I noticed the image had a lot of surface dirt. It was also evident from the consistency of the brushstrokes that this was a replica, with some sort of clear coating on the paper. I tested an inconspicuous area with the smoke sponges, which removed substantial dirt without damage to the paper. I continued to treat the image with smoke sponges. This image shows an area that was partially cleaned. The left side is untouched, and the right side was treated with smoke sponges.

After treating the entire image with smoke sponges, I cleaned the glass from the frame. Most of it had to be scraped with a razor to removed caked on dirt. I also cleaned the frame with smoke sponges. I reframed the image, adding a new backing board of corrugated cardboard, and lined the backing board/frame edge with linen tape, so there was no gap in the back. I also replaced the framing wire. This is the finished object after treatment (Summer 2009).

Saturday, November 7, 2009

Japanese Tissue Repair - Hinge

Japanese paper is commonly used in book repair because it is thin and strong. For joint and hinge repairs, the paper is cut into thin strips, just wide enough to cover the damaged areas. Don Etherington suggests using morike for the outer hinge because it comes in a variety of colors to match the cloth or leather. He also advises coating the morike in Klucel G because it darkens the color and prevents the paper from fraying when rubbed.*
These strips are adhered to the area with either polyvinyl-acetate (PVA) or a starch paste. (PVA is used for leather bindings or book covers, and paste is used on any part which touches the text block). It is crucial to remember to treat the inside of the hinge first. Even though the Japanese papers are thin, sometimes they create enough swell to split a previous repair on the outer hinge.
The following images depict basic Japanese tissue repair on a leather binding. This particular book had a leather inner and outer hinge, and almost no joint. Because of this, use caused the leather to crack (Top: cover view; Bottom; inner hinge).

PVA was used to attach thin strips of Japanese tissue to cover and support the damaged areas. After drying, the tissue was toned with acrylics. Then I applied SC 6000 to the toned area on the cover. The SC 6000 will protect the acrylic pigments from cracking with use, and also ads a slight shine, which mimics that of the leather (Summer 2009).

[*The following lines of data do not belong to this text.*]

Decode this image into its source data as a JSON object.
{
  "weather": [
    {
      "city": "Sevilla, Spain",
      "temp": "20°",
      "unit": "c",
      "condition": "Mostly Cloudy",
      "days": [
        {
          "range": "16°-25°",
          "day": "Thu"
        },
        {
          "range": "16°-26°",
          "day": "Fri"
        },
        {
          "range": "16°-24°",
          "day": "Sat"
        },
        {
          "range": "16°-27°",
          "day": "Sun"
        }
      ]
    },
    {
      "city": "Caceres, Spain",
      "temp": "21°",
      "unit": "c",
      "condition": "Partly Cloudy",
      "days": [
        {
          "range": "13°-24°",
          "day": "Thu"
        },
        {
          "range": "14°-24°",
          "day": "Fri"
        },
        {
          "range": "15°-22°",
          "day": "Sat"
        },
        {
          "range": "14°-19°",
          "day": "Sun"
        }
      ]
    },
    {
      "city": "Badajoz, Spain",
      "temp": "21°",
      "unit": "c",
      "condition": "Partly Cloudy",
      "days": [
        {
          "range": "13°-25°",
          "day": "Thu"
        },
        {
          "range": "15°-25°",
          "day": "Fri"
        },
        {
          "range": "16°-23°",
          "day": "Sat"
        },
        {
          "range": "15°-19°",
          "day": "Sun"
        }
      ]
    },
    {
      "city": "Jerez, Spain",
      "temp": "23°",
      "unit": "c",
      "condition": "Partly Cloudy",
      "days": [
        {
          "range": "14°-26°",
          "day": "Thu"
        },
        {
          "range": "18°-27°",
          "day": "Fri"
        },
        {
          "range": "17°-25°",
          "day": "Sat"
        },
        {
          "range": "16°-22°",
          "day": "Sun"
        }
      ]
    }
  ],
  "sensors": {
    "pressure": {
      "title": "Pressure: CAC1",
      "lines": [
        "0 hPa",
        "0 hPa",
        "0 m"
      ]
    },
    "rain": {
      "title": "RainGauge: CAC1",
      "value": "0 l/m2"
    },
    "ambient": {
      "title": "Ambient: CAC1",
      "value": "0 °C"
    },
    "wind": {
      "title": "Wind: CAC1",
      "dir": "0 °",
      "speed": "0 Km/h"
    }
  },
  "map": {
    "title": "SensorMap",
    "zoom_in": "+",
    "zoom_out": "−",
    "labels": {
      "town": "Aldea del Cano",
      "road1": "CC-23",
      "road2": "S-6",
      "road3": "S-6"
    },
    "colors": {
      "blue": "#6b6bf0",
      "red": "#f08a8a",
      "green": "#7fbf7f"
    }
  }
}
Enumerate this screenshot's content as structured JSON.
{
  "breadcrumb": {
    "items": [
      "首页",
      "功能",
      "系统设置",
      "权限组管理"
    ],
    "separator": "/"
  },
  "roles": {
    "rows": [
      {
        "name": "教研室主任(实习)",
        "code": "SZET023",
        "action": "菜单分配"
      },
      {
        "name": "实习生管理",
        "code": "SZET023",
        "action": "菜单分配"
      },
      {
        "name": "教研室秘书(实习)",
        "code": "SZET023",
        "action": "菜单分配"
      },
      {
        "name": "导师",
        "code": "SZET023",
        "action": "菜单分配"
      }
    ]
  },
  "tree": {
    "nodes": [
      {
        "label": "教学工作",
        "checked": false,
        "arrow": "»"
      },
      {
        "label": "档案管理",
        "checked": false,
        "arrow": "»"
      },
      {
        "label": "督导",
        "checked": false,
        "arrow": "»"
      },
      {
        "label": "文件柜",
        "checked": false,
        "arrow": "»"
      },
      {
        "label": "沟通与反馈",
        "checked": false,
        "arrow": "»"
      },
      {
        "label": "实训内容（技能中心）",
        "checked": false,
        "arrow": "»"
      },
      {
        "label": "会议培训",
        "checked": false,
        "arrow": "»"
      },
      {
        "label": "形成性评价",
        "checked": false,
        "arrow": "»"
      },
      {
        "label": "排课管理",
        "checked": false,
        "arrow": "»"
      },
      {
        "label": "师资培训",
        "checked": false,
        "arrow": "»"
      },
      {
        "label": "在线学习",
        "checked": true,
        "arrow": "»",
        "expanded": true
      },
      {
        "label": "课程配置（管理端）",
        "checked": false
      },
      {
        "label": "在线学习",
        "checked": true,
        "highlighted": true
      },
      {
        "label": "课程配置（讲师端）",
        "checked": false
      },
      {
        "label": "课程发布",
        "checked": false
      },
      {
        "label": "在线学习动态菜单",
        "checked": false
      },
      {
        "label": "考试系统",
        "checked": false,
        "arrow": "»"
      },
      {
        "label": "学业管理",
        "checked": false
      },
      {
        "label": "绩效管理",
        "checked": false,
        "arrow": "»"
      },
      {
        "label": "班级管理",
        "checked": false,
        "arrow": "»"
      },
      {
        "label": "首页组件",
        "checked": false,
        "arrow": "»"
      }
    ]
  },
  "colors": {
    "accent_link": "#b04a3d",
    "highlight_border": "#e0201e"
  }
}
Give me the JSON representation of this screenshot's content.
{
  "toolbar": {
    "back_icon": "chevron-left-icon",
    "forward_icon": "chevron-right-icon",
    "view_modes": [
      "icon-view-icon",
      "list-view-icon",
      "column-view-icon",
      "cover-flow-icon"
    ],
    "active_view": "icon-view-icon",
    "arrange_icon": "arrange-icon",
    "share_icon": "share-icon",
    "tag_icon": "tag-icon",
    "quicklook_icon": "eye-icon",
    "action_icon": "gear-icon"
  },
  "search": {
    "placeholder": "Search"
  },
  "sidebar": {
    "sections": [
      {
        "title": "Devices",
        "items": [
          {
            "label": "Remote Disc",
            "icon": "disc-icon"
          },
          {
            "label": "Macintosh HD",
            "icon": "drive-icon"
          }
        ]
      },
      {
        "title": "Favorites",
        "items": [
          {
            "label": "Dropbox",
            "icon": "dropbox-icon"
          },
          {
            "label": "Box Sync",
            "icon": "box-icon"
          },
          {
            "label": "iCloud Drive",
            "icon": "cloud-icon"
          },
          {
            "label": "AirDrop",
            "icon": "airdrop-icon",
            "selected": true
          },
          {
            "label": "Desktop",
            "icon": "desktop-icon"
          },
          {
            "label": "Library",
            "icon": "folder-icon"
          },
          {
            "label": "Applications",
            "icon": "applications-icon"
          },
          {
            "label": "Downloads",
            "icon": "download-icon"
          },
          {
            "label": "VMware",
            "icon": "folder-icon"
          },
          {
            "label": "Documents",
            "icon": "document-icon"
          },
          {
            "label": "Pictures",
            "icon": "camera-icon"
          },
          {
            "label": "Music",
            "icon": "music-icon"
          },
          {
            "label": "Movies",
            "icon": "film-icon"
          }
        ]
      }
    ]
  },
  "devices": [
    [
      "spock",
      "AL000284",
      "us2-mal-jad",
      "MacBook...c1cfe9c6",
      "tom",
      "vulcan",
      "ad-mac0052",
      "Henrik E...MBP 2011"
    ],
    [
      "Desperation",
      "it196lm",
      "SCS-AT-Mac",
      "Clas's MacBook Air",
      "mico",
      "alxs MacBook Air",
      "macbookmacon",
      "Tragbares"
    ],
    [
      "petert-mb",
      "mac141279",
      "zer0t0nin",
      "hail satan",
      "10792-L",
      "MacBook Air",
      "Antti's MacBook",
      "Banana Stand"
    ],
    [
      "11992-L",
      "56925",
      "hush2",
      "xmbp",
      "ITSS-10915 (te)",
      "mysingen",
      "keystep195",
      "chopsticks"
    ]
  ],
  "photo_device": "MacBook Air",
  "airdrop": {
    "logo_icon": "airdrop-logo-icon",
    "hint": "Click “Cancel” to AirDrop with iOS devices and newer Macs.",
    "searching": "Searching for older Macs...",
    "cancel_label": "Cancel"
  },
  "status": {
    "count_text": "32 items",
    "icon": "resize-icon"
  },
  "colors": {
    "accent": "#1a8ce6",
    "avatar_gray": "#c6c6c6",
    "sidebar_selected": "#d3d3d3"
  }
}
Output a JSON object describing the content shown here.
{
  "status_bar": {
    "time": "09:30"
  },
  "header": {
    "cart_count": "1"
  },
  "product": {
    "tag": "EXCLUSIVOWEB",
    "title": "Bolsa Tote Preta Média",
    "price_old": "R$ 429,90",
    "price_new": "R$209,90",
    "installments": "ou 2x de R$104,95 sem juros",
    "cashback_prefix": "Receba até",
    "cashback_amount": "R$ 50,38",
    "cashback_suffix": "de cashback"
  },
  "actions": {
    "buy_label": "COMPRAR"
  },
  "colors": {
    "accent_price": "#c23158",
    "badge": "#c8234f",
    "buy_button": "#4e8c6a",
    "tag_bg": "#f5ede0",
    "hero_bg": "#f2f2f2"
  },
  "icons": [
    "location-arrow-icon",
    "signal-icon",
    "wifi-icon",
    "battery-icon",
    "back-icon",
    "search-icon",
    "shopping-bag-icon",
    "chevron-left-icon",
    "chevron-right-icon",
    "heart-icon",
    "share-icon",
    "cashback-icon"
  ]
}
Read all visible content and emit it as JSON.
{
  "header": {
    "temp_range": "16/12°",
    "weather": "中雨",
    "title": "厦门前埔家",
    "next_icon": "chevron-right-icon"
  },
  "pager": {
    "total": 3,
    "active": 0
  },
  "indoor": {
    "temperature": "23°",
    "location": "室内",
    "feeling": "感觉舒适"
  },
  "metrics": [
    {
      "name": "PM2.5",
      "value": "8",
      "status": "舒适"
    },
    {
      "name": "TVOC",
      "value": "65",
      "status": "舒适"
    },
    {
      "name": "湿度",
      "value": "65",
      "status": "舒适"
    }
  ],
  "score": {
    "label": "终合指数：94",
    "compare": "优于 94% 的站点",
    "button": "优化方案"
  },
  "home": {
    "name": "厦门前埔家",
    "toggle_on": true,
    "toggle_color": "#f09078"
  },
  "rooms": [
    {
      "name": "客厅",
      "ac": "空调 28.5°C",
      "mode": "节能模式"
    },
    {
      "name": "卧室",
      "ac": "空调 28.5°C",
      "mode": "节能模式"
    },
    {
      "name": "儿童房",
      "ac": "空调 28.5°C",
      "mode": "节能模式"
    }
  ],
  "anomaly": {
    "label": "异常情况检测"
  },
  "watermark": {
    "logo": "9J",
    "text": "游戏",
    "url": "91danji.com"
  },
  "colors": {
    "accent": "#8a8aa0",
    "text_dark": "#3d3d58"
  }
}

*Use of Japanese Tissue in Conservation, presented by Don Etherington as part of the CBBAG Restoration and Repair: Part of the home study programme.

Friday, November 6, 2009

Phase Boxes

The first thing I learned to do was construct phase boxes. This is a effective prevention treatment because the boxes are dimensionally stable, hold the book securely and protect against dust and dirt. The materials and time (approximately 15 minutes per box) can be costly, therefore phase boxes are reserved for special collections. There are two basic techniques, a one and two piece box. Manuals for construction are available online at:
I have used both techniques. I find the two piece box enables you to use materials more efficiently, but I prefer the one piece because it is faster. These are some images of a two piece phase box in various stages of completion (Summer 2008).